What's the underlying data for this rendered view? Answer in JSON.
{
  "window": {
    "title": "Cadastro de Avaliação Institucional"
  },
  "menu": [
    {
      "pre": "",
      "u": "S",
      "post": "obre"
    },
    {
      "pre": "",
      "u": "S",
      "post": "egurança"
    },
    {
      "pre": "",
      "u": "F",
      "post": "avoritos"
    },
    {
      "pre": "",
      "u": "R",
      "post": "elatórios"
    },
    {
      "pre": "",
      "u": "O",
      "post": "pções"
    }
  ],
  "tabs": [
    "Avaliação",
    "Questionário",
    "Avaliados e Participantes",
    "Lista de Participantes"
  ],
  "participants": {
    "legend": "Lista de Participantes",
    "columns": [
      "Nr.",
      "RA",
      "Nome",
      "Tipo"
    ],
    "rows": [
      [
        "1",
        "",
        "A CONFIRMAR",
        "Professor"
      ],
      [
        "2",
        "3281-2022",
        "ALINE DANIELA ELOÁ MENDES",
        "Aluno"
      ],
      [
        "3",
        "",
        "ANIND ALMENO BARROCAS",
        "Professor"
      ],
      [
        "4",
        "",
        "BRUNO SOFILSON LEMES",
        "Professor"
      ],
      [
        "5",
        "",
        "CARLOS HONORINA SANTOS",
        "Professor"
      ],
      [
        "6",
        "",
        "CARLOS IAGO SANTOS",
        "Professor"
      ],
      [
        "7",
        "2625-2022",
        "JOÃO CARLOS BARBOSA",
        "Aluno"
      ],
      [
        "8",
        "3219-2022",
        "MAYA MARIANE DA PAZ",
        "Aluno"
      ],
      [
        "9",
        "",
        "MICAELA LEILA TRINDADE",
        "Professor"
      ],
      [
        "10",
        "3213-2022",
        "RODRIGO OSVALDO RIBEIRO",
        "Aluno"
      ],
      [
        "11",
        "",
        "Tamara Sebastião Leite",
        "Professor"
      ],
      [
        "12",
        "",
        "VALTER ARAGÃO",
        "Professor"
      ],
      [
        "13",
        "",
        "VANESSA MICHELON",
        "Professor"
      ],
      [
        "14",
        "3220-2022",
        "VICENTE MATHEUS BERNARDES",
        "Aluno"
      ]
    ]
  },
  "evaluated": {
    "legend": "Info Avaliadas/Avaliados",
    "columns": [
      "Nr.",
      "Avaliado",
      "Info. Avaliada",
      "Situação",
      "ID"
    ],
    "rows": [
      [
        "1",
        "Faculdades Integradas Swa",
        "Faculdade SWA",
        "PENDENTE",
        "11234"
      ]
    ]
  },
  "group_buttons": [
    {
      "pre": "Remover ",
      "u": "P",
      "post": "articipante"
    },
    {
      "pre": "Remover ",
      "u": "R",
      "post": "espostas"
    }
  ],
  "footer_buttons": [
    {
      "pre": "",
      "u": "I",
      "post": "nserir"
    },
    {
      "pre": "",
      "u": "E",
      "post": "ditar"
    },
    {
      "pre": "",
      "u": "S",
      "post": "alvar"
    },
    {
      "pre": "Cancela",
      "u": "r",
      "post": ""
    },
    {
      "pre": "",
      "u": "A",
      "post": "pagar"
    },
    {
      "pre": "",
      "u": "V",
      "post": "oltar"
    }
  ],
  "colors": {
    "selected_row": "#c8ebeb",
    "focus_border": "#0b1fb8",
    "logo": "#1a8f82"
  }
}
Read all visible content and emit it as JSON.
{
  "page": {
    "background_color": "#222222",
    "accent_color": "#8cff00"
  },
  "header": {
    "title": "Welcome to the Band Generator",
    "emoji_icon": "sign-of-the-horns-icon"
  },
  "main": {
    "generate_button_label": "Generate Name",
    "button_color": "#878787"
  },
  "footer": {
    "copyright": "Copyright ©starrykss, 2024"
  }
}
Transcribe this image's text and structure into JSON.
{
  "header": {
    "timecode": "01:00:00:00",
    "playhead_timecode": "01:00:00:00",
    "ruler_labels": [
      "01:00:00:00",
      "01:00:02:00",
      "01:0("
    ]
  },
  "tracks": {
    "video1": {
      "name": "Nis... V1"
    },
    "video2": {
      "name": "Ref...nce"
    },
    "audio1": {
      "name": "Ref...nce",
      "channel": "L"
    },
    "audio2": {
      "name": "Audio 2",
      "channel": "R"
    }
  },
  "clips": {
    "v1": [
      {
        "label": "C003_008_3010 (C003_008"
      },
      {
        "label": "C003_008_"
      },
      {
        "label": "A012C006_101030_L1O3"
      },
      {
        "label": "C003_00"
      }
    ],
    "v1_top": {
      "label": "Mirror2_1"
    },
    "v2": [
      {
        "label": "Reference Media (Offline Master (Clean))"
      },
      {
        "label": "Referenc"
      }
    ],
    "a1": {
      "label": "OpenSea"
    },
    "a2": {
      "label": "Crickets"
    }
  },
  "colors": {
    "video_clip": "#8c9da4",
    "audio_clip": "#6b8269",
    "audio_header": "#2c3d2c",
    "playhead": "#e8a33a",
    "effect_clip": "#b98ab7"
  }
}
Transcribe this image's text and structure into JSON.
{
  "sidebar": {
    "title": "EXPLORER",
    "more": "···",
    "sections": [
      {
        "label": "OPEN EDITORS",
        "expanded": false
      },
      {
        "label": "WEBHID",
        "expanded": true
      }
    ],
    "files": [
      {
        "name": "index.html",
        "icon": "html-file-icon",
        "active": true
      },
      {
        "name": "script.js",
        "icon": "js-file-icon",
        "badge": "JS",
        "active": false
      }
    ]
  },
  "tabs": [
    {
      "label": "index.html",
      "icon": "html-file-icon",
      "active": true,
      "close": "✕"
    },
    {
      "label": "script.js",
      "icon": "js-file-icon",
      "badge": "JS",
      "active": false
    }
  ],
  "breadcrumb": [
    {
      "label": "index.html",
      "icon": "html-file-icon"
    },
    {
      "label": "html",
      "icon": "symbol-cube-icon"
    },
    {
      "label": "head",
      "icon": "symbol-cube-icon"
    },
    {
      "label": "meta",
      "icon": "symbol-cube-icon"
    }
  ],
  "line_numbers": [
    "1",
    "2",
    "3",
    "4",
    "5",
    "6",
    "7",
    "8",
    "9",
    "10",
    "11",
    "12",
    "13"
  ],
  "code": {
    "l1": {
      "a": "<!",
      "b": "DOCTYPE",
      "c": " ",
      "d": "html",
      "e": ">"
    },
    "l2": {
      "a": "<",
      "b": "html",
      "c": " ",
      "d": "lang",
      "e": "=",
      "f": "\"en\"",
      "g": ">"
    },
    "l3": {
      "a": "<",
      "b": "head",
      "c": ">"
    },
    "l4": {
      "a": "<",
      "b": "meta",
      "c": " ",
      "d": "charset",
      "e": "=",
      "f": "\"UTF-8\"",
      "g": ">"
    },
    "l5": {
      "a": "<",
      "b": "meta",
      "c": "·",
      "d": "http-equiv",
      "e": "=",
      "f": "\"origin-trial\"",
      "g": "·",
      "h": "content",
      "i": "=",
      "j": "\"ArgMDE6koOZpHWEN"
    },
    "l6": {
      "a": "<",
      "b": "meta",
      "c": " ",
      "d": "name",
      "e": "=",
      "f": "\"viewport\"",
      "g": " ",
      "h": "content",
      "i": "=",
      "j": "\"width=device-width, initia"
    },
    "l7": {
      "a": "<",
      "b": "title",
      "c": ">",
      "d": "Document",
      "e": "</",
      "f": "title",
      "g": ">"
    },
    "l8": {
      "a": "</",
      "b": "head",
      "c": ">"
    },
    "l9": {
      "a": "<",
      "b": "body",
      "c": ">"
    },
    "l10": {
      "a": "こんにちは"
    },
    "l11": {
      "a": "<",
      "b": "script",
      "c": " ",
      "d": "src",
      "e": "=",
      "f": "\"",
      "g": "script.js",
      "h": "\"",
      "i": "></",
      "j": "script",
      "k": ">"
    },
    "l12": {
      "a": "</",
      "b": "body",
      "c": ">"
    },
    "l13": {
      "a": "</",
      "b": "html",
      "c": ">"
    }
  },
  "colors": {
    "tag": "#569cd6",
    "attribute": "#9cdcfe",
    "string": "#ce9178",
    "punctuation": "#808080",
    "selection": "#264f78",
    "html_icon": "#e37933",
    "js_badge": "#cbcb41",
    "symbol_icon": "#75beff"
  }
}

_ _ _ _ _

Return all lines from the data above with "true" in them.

*ANSWER TO THE EXERCISE*.
        "expanded": true
        "active": true
      "active": true,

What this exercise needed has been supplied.